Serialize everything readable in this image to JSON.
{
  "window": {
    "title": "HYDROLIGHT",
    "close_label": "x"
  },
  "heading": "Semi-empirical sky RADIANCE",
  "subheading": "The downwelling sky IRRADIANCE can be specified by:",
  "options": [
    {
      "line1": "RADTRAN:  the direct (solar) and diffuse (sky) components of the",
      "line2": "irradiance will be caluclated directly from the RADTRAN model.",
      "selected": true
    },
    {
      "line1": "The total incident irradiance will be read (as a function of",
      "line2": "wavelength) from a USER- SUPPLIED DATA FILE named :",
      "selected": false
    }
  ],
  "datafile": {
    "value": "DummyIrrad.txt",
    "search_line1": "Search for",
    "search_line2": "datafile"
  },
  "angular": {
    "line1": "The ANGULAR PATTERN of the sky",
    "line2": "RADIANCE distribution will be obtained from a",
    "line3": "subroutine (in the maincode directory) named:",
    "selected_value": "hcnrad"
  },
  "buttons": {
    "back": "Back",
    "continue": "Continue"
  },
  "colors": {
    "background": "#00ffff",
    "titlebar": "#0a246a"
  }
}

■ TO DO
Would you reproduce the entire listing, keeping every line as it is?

■ ANSWER FOR THIS EXERCISE
Serialize everything readable in this image to JSON.
{
  "window": {
    "title": "HYDROLIGHT",
    "close_label": "x"
  },
  "heading": "Semi-empirical sky RADIANCE",
  "subheading": "The downwelling sky IRRADIANCE can be specified by:",
  "options": [
    {
      "line1": "RADTRAN:  the direct (solar) and diffuse (sky) components of the",
      "line2": "irradiance will be caluclated directly from the RADTRAN model.",
      "selected": true
    },
    {
      "line1": "The total incident irradiance will be read (as a function of",
      "line2": "wavelength) from a USER- SUPPLIED DATA FILE named :",
      "selected": false
    }
  ],
  "datafile": {
    "value": "DummyIrrad.txt",
    "search_line1": "Search for",
    "search_line2": "datafile"
  },
  "angular": {
    "line1": "The ANGULAR PATTERN of the sky",
    "line2": "RADIANCE distribution will be obtained from a",
    "line3": "subroutine (in the maincode directory) named:",
    "selected_value": "hcnrad"
  },
  "buttons": {
    "back": "Back",
    "continue": "Continue"
  },
  "colors": {
    "background": "#00ffff",
    "titlebar": "#0a246a"
  }
}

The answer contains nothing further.